ENTRIES SHOWN Start Marker

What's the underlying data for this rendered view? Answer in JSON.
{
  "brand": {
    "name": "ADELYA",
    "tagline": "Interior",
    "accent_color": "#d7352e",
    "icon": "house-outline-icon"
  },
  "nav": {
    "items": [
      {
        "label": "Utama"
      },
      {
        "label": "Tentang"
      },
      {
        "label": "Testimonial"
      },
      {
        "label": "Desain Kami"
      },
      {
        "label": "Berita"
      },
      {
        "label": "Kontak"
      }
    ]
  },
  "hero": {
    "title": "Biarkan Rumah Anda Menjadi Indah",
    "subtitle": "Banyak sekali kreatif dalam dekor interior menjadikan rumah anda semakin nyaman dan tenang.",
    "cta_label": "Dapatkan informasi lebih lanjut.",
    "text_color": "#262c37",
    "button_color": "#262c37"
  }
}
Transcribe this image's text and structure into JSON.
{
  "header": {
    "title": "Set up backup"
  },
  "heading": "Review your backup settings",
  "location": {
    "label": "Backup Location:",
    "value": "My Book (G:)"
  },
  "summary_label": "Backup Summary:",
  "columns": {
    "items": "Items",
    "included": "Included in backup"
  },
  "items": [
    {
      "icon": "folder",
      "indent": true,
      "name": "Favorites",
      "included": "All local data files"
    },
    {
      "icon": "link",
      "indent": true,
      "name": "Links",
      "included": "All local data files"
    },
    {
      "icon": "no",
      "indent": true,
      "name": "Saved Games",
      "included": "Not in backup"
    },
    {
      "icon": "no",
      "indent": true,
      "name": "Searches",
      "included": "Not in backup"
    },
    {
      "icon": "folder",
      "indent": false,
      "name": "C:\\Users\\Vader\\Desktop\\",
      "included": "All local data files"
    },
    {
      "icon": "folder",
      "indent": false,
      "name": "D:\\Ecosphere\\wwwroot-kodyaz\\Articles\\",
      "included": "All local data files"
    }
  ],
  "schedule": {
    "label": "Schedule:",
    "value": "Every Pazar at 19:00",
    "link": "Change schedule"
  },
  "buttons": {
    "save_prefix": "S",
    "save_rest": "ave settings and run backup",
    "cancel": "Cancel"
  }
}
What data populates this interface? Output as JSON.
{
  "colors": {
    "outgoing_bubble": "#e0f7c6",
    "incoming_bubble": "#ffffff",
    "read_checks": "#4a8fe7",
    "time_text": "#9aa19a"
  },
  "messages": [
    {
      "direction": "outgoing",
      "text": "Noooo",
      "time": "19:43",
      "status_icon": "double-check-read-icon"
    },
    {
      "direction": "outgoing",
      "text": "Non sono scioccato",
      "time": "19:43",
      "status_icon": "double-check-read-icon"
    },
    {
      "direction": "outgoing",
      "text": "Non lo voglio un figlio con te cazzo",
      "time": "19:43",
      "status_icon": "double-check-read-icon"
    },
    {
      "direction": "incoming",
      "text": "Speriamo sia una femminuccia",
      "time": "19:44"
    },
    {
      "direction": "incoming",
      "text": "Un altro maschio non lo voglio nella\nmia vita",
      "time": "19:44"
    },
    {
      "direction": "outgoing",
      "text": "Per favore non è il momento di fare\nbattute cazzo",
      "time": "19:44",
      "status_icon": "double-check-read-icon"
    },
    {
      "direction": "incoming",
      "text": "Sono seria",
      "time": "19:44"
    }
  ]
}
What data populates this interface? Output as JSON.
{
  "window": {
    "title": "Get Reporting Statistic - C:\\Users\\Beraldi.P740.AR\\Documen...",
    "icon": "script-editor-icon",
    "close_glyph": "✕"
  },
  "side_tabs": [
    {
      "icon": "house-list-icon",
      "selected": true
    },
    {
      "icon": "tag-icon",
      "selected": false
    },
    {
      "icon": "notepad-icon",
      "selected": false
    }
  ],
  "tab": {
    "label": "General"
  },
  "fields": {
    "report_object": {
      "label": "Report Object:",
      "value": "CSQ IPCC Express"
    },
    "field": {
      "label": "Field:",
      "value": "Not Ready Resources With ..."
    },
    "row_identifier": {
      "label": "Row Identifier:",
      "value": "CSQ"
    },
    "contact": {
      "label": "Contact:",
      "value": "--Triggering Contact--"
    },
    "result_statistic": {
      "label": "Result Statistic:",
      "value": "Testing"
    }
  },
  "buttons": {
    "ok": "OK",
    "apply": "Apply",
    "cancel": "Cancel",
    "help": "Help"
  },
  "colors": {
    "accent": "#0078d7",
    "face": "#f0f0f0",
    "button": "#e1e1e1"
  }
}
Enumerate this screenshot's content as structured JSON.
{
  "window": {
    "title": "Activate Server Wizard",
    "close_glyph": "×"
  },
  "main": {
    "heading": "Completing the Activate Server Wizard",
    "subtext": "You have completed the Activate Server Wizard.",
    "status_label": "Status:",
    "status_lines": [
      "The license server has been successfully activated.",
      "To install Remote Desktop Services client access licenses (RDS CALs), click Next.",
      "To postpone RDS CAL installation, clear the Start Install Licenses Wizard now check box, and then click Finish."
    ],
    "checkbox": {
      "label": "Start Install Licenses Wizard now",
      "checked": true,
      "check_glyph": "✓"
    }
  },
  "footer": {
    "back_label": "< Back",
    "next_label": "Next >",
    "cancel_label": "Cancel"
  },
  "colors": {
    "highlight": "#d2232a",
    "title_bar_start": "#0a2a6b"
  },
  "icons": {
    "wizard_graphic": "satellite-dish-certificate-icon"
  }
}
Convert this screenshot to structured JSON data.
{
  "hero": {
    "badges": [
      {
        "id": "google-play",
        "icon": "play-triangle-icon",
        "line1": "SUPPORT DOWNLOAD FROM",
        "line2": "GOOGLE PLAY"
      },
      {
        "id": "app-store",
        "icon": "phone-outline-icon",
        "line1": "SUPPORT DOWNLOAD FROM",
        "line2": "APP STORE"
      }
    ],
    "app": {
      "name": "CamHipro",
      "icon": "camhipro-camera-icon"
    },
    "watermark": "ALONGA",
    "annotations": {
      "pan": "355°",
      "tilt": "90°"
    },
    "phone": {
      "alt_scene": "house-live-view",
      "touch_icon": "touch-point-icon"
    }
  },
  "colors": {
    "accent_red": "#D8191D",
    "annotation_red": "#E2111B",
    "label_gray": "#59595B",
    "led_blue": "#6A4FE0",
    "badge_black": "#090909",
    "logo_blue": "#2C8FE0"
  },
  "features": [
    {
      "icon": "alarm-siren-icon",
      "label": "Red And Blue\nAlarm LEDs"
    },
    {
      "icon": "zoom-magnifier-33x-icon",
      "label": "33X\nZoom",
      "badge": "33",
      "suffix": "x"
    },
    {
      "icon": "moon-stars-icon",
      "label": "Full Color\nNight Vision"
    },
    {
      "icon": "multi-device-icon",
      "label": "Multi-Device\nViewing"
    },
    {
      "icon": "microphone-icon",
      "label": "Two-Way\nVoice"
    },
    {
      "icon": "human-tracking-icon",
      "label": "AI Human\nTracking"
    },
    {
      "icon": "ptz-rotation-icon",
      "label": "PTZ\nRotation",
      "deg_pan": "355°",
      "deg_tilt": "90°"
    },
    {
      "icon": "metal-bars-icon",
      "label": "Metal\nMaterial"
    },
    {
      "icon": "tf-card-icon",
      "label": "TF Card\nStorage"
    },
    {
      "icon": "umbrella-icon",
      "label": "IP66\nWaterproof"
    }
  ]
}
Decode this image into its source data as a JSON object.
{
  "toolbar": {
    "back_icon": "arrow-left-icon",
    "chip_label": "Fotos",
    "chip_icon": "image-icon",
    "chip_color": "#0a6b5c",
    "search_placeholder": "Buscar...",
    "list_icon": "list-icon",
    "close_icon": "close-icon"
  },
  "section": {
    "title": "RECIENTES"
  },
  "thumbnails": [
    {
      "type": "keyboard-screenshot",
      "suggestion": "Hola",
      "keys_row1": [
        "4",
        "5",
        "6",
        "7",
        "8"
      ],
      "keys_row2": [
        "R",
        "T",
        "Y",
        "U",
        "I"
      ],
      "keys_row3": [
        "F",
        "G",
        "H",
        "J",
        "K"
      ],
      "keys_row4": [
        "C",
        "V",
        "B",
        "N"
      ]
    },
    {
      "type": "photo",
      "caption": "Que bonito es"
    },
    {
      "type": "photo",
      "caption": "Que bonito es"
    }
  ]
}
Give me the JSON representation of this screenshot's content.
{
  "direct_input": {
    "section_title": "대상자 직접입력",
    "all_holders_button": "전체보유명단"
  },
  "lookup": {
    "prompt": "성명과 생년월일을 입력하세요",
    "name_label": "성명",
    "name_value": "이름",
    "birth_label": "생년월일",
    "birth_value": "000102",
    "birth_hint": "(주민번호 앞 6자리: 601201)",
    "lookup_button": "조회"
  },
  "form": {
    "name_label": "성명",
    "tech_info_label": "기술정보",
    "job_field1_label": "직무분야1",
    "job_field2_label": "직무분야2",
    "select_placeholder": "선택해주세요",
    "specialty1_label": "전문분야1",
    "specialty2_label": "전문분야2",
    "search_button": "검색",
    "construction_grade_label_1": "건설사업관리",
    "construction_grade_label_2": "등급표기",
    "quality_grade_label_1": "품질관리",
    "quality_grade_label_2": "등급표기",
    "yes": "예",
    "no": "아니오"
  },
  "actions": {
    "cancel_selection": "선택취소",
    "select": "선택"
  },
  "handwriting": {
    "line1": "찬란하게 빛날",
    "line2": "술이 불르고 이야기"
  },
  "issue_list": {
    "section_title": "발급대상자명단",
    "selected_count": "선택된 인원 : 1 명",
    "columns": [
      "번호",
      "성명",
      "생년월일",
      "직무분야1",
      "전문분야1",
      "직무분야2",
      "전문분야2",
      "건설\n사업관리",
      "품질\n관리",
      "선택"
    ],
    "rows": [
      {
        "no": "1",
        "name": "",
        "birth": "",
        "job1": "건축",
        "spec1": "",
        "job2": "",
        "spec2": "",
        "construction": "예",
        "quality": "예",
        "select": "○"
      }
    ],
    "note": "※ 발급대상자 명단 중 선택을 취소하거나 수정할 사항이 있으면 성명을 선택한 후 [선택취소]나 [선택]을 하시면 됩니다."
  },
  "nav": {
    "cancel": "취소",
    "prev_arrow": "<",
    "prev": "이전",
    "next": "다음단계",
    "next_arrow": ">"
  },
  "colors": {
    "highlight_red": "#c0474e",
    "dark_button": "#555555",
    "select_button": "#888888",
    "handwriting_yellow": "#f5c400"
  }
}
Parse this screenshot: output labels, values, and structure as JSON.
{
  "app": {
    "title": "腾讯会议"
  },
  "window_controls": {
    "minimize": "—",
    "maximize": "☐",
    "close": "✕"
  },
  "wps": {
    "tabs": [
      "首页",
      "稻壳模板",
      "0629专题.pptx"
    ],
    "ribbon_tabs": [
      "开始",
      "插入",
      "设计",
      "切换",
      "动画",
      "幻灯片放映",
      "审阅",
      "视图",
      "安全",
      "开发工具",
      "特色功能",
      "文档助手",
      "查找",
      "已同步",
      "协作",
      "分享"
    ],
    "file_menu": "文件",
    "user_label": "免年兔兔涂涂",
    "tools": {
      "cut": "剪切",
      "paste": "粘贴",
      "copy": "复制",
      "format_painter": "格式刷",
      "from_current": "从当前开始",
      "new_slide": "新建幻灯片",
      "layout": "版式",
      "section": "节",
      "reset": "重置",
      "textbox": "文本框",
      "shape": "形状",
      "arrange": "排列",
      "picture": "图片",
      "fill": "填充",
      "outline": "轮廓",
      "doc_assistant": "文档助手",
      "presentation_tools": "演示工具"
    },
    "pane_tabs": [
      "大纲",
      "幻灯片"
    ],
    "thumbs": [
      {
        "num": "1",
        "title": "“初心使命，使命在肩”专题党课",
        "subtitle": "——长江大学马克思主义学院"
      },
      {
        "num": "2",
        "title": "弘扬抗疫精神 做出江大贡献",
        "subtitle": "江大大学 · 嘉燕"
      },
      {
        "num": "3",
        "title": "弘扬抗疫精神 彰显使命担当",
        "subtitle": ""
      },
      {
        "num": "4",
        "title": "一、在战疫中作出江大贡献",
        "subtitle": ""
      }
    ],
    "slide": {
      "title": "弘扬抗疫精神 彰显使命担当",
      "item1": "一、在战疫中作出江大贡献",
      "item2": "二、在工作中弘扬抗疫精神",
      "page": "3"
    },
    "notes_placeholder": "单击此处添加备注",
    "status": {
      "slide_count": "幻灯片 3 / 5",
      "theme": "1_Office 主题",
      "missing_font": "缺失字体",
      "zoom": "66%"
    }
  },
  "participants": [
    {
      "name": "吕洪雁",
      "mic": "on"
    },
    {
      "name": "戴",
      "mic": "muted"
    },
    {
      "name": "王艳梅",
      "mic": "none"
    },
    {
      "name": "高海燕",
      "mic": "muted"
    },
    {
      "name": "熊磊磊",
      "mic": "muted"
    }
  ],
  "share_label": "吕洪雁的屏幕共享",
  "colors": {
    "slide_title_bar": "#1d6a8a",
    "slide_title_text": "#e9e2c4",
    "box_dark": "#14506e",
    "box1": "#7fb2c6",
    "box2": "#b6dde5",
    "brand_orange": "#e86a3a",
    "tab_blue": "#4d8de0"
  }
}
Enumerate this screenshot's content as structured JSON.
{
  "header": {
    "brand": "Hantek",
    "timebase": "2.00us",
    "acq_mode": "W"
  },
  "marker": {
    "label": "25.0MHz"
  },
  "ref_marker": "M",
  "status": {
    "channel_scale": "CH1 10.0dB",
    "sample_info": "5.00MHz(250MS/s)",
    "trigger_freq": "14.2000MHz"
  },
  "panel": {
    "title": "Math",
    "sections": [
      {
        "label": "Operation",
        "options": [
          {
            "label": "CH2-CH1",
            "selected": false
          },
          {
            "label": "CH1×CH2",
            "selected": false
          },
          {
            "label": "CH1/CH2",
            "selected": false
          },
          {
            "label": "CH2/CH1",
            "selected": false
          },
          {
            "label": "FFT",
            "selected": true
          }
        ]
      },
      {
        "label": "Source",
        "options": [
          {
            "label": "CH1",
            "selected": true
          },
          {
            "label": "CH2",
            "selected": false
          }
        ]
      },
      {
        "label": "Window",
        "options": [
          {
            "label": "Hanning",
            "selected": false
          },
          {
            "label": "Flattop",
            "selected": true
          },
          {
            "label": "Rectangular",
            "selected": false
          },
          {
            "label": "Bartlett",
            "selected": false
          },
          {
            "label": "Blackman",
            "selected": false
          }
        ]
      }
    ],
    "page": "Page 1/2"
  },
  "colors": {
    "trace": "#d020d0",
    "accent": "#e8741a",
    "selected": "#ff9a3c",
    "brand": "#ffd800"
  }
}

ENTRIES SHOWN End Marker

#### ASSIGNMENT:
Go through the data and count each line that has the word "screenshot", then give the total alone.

#### OUTPUT OF THE EXERCISE:
6